What you will do:
The answer should consist of all the records, copied exactly.

Dataset items:
=== Section Start ===
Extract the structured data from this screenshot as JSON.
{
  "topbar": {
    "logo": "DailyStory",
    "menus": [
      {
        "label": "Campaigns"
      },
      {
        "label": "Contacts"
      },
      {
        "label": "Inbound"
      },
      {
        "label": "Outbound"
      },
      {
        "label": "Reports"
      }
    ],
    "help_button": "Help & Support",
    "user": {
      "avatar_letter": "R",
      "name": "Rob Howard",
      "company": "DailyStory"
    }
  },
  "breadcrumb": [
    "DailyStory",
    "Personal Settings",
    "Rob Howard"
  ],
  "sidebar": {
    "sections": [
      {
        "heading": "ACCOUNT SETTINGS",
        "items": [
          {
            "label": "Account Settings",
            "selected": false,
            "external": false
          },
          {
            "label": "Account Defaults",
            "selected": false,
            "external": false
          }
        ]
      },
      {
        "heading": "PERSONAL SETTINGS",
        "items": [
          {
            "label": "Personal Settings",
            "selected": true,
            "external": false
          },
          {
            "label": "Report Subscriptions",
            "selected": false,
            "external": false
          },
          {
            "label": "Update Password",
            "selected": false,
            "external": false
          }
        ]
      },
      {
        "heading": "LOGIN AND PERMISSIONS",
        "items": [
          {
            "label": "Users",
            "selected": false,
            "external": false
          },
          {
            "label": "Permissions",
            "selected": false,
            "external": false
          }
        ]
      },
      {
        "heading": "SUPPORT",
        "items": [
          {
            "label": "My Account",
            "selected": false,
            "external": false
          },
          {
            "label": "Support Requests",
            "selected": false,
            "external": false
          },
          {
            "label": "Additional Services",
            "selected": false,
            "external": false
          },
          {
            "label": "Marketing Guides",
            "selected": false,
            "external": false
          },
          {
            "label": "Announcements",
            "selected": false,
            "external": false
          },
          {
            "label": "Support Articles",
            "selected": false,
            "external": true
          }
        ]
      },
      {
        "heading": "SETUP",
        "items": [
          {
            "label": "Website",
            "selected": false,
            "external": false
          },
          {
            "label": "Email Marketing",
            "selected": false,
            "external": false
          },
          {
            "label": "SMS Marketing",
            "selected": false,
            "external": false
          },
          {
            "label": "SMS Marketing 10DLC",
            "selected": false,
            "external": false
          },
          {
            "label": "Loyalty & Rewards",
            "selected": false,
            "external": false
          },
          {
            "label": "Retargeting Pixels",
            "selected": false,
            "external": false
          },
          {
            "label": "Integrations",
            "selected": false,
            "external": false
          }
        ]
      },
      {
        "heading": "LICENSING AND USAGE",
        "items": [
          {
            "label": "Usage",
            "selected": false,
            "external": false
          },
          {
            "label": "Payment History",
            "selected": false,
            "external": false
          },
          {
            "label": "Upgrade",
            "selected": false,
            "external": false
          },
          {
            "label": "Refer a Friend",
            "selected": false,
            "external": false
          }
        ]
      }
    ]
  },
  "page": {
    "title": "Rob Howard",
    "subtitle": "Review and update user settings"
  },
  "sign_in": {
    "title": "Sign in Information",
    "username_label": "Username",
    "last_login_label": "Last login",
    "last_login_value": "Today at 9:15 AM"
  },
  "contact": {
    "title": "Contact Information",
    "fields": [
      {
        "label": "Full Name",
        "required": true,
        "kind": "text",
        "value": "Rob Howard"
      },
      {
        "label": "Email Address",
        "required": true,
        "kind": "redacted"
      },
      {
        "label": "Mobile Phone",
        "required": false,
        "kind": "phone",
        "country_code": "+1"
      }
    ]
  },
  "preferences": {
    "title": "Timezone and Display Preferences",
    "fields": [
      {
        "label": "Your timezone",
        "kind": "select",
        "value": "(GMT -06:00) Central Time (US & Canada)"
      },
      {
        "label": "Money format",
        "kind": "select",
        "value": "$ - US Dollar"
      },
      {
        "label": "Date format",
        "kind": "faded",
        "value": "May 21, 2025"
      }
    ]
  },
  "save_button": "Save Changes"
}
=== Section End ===
Answer section:
Extract the structured data from this screenshot as JSON.
{
  "topbar": {
    "logo": "DailyStory",
    "menus": [
      {
        "label": "Campaigns"
      },
      {
        "label": "Contacts"
      },
      {
        "label": "Inbound"
      },
      {
        "label": "Outbound"
      },
      {
        "label": "Reports"
      }
    ],
    "help_button": "Help & Support",
    "user": {
      "avatar_letter": "R",
      "name": "Rob Howard",
      "company": "DailyStory"
    }
  },
  "breadcrumb": [
    "DailyStory",
    "Personal Settings",
    "Rob Howard"
  ],
  "sidebar": {
    "sections": [
      {
        "heading": "ACCOUNT SETTINGS",
        "items": [
          {
            "label": "Account Settings",
            "selected": false,
            "external": false
          },
          {
            "label": "Account Defaults",
            "selected": false,
            "external": false
          }
        ]
      },
      {
        "heading": "PERSONAL SETTINGS",
        "items": [
          {
            "label": "Personal Settings",
            "selected": true,
            "external": false
          },
          {
            "label": "Report Subscriptions",
            "selected": false,
            "external": false
          },
          {
            "label": "Update Password",
            "selected": false,
            "external": false
          }
        ]
      },
      {
        "heading": "LOGIN AND PERMISSIONS",
        "items": [
          {
            "label": "Users",
            "selected": false,
            "external": false
          },
          {
            "label": "Permissions",
            "selected": false,
            "external": false
          }
        ]
      },
      {
        "heading": "SUPPORT",
        "items": [
          {
            "label": "My Account",
            "selected": false,
            "external": false
          },
          {
            "label": "Support Requests",
            "selected": false,
            "external": false
          },
          {
            "label": "Additional Services",
            "selected": false,
            "external": false
          },
          {
            "label": "Marketing Guides",
            "selected": false,
            "external": false
          },
          {
            "label": "Announcements",
            "selected": false,
            "external": false
          },
          {
            "label": "Support Articles",
            "selected": false,
            "external": true
          }
        ]
      },
      {
        "heading": "SETUP",
        "items": [
          {
            "label": "Website",
            "selected": false,
            "external": false
          },
          {
            "label": "Email Marketing",
            "selected": false,
            "external": false
          },
          {
            "label": "SMS Marketing",
            "selected": false,
            "external": false
          },
          {
            "label": "SMS Marketing 10DLC",
            "selected": false,
            "external": false
          },
          {
            "label": "Loyalty & Rewards",
            "selected": false,
            "external": false
          },
          {
            "label": "Retargeting Pixels",
            "selected": false,
            "external": false
          },
          {
            "label": "Integrations",
            "selected": false,
            "external": false
          }
        ]
      },
      {
        "heading": "LICENSING AND USAGE",
        "items": [
          {
            "label": "Usage",
            "selected": false,
            "external": false
          },
          {
            "label": "Payment History",
            "selected": false,
            "external": false
          },
          {
            "label": "Upgrade",
            "selected": false,
            "external": false
          },
          {
            "label": "Refer a Friend",
            "selected": false,
            "external": false
          }
        ]
      }
    ]
  },
  "page": {
    "title": "Rob Howard",
    "subtitle": "Review and update user settings"
  },
  "sign_in": {
    "title": "Sign in Information",
    "username_label": "Username",
    "last_login_label": "Last login",
    "last_login_value": "Today at 9:15 AM"
  },
  "contact": {
    "title": "Contact Information",
    "fields": [
      {
        "label": "Full Name",
        "required": true,
        "kind": "text",
        "value": "Rob Howard"
      },
      {
        "label": "Email Address",
        "required": true,
        "kind": "redacted"
      },
      {
        "label": "Mobile Phone",
        "required": false,
        "kind": "phone",
        "country_code": "+1"
      }
    ]
  },
  "preferences": {
    "title": "Timezone and Display Preferences",
    "fields": [
      {
        "label": "Your timezone",
        "kind": "select",
        "value": "(GMT -06:00) Central Time (US & Canada)"
      },
      {
        "label": "Money format",
        "kind": "select",
        "value": "$ - US Dollar"
      },
      {
        "label": "Date format",
        "kind": "faded",
        "value": "May 21, 2025"
      }
    ]
  },
  "save_button": "Save Changes"
}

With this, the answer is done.